Norway Maples are widely sold in nurseries, and many landscapers consider them to be reliable hardy shade trees which they recommend to clients. There are many commercial cultivars, such as the purple-leaved "Crimson King" and a variegated cultivar. Be careful requesting a "Red Maple" as an alternative to a Norway maple, as you may be sold the "Crimson King" version of Norway maple, which has dark red leaves, rather than red maple, Acer rubrum, which has green leaves.

Consider other maples such as red maple (Acer rubrum) - good fall colour , or sugar maple (Acer saccharum) -damaged by road salt. Also consider American basswood (Tilia americana), red oak (Quercus rubra), white ash (Fraxinus americana), tuliptree (Liriodendron tulipifera). In Southern states consider sweet gum (Liquidamber styraciflua), black gum (Nyssa sylvatica), and willow oak (Quercus phellos).


University of Michigan reports: "The Norway Maple will continue to invade forests across the United States unless the spread is controlled. Because seedlings can survive in deep shade for decades, any attempt to eliminate the Norway Maple would have to be carefully monitored for over 100 years. "

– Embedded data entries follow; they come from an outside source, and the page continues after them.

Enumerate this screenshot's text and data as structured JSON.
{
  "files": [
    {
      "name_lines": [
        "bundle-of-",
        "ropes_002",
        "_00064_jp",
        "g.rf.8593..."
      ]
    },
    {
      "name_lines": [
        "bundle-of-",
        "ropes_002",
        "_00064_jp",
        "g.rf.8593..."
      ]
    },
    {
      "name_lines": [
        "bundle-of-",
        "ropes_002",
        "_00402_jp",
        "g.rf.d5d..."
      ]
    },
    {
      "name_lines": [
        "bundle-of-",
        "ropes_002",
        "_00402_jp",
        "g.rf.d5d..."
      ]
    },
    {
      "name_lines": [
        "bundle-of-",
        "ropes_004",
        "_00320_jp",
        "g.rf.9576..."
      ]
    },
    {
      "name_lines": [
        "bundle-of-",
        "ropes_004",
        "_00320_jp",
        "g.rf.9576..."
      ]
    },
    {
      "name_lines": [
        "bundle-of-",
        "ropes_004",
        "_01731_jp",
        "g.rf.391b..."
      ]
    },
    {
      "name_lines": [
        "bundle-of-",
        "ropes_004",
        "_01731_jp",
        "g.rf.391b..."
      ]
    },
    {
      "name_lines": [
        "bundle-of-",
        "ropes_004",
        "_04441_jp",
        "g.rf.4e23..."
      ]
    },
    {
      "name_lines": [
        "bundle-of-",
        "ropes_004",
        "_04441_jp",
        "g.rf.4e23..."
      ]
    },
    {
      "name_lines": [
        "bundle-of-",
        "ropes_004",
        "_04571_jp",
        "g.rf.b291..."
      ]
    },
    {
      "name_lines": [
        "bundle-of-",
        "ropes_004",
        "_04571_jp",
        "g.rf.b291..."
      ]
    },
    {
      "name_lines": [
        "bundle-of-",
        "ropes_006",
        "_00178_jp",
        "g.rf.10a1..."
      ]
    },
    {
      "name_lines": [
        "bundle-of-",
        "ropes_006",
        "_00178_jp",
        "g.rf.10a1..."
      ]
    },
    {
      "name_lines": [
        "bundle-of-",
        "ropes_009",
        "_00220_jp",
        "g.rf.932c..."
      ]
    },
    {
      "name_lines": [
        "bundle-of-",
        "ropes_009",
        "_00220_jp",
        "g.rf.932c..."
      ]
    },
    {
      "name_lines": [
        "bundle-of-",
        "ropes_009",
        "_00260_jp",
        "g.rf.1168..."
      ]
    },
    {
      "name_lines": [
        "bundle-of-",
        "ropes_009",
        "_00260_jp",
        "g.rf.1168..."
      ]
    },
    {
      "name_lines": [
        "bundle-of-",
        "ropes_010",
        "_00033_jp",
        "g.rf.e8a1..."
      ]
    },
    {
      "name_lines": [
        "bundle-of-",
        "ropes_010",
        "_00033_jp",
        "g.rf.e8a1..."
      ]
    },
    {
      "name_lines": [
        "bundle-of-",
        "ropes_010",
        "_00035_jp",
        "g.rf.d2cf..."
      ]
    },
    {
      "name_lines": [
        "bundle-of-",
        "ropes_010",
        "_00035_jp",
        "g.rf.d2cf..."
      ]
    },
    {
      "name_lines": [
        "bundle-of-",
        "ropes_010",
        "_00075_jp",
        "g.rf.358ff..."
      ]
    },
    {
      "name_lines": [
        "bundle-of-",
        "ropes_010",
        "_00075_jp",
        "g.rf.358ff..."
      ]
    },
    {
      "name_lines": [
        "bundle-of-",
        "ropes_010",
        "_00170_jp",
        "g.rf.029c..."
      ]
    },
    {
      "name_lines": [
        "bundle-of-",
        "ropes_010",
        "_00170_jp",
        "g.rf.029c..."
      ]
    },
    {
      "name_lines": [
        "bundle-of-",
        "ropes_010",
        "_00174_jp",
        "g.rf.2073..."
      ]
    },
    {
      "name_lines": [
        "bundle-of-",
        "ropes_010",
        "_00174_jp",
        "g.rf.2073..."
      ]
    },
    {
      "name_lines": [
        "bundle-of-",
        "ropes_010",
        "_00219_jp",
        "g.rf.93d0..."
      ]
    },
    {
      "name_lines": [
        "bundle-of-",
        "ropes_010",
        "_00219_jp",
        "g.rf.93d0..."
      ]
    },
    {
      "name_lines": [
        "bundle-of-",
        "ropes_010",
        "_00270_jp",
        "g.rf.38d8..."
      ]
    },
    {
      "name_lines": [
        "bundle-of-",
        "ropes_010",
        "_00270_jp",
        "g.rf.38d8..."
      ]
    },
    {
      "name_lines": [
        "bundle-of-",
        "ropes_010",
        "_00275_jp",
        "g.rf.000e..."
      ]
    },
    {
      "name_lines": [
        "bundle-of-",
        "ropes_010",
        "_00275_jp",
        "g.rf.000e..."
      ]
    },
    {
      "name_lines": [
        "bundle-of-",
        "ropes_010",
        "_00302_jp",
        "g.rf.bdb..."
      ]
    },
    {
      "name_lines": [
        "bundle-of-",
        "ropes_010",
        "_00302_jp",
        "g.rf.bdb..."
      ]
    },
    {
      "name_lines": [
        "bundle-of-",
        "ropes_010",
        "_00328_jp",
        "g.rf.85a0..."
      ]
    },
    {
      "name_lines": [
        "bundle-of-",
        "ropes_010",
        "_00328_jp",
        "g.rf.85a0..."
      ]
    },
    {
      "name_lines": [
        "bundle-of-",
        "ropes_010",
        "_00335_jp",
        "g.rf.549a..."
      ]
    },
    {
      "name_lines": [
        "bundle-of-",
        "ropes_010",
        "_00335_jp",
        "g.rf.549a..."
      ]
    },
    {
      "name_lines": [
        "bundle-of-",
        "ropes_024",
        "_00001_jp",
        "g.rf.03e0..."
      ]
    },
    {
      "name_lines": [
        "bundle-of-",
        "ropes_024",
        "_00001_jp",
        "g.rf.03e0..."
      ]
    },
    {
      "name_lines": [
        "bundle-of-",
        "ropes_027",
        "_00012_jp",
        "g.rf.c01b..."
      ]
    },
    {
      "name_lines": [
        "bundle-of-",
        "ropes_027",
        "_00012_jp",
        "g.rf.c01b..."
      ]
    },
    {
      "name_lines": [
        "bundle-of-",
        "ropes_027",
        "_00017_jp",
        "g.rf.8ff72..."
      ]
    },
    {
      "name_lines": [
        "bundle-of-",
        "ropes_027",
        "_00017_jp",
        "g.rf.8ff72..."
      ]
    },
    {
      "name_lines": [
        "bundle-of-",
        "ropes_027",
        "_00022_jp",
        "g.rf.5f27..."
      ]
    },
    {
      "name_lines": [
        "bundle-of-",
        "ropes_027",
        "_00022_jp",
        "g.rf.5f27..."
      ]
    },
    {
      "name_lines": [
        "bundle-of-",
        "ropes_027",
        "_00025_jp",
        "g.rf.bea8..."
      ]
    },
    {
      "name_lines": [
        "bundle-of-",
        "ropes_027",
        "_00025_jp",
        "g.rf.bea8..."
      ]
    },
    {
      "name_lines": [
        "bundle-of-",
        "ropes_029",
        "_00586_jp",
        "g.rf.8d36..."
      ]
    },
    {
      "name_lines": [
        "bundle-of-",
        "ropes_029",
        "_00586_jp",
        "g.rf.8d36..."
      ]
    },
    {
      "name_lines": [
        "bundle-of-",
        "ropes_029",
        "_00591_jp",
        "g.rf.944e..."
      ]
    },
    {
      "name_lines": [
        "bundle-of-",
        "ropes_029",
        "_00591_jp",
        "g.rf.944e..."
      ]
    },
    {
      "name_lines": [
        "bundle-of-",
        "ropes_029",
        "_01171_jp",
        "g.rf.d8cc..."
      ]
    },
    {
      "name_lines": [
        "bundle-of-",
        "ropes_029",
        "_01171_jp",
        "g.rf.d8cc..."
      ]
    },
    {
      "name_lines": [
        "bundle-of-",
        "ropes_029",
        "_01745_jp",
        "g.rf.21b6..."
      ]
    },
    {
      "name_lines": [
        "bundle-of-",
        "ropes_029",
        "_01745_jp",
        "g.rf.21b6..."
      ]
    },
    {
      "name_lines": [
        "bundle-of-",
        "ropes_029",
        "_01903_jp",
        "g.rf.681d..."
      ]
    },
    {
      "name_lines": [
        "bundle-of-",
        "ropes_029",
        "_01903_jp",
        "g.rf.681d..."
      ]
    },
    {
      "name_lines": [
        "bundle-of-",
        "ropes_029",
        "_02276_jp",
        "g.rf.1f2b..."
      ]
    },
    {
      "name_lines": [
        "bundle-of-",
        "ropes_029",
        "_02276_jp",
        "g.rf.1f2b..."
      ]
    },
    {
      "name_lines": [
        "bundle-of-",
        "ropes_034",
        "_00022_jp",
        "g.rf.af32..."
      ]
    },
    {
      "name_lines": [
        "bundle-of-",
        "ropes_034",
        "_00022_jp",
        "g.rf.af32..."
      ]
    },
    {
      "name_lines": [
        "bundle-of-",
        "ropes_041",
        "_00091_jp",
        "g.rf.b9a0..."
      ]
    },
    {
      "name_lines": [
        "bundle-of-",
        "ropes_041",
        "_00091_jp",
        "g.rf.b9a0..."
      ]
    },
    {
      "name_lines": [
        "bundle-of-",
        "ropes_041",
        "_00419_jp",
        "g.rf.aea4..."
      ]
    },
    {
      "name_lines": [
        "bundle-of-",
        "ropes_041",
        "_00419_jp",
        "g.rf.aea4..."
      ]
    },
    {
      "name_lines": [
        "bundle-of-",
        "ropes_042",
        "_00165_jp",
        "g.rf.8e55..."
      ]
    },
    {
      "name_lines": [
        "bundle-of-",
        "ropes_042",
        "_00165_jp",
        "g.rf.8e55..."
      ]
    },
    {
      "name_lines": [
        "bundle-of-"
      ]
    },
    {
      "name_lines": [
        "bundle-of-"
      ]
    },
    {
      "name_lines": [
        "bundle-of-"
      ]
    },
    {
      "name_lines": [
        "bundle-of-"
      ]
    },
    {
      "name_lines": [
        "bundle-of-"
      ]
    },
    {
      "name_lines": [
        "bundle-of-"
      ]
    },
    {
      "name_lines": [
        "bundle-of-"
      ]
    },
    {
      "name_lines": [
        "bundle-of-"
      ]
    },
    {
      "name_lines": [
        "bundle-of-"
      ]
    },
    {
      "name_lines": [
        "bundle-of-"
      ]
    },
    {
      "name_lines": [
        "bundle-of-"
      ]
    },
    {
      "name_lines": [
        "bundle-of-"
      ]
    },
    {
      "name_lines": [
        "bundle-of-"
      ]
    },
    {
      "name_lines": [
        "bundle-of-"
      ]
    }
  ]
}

 "If nothing is done regarding the invasion of the Norway Maple we predict that in years to come there will be strong homogenizing of the Maples in forests across the United States. In extreme cases, this would lead to much more plant extinctions, and losses of compatible habitats for animals."